I wonder if your friendly neighbourhood corner store has a Website?
Because the Federal Government’s <i>Digital Economy report</i> showed that despite 87 per cent of Australian businesses using the Internet, only 42 per cent had a Web presence.
And I’m sure some people are thinking: What is wrong with the remaining 58 per cent? In this tech-savvy world, a business cannot thrive without an online doppleganger. Besides, it’s not that hard to set-up a Website.
But herein lies the problem. There seems to be a strange assumption here that it is easy to establish an online footprint. You go into cyberspace, claim your electronic territory, prop up a Webpage and you’re in business. Simple.
Yet, that is rarely the case. For people new to this whole online presence shenanigan, unless they possess a design and/or computer coding degree, chances are beginner’s site building software or rudimentary HTML skills will be used to establish their own World Wide Web domain. The end result? A Website more confounding than a Picaso painting.
Yes, an online presence is important, but it is even more important to do it right. Because even if it does not exist in the tangible world, a homepage is much a part of a business’ overall image. If it looks unprofessional, the business looks unprofessional. First impressions count and failure to take this into account online can hamper the chance of reeling in new customers.
There are Web designers out there with the sole purpose of churning out functional and aesthetically pleasing Websites. But not all businesses are giant corporations with funding at their disposal and these guys cost. The ones that really need help are small shops or niche boutiques. For cost-cutting reasons, there is always the temptation to do either nothing, or DIY with disastrous results.

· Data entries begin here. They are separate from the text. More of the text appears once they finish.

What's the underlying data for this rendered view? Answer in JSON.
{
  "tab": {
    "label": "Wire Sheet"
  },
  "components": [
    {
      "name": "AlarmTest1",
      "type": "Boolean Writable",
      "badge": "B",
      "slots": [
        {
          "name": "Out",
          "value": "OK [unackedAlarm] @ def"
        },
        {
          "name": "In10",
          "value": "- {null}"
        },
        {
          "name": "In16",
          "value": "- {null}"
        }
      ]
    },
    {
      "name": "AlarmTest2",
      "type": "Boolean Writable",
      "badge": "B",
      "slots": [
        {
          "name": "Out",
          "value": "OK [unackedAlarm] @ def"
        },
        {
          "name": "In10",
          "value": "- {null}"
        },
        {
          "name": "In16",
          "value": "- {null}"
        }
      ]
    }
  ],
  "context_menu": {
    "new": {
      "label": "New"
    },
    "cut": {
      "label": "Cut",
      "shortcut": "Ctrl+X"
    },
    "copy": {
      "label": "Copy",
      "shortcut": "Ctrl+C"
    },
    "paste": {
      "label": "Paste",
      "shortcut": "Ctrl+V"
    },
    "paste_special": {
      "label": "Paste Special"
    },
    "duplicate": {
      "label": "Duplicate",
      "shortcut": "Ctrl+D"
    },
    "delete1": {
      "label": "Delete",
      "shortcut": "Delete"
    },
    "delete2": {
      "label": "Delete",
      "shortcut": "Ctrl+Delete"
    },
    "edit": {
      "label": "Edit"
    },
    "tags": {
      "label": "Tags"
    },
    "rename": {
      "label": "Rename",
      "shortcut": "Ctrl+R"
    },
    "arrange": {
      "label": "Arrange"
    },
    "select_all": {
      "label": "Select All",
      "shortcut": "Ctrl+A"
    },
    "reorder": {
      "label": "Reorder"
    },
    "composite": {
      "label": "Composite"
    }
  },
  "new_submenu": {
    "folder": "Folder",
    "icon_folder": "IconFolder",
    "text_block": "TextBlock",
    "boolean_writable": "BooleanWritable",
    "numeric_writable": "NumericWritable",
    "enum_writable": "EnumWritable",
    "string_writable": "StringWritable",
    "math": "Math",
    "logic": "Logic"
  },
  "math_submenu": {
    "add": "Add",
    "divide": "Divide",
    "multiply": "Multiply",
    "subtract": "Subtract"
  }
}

The Government has committed $10 million dollars to get businesses online with initiatives such as Enterprise Connect to provide advisory services to small and medium enterprises (SME). While this is good news, I sure hope the Government will do more than throw money in to tell SMEs "the Internet is good for you". Perhaps giving some money to those businesses for professional Web help will aid them gain some ground on the Internet. Because talk is cheap; a Web designer is not.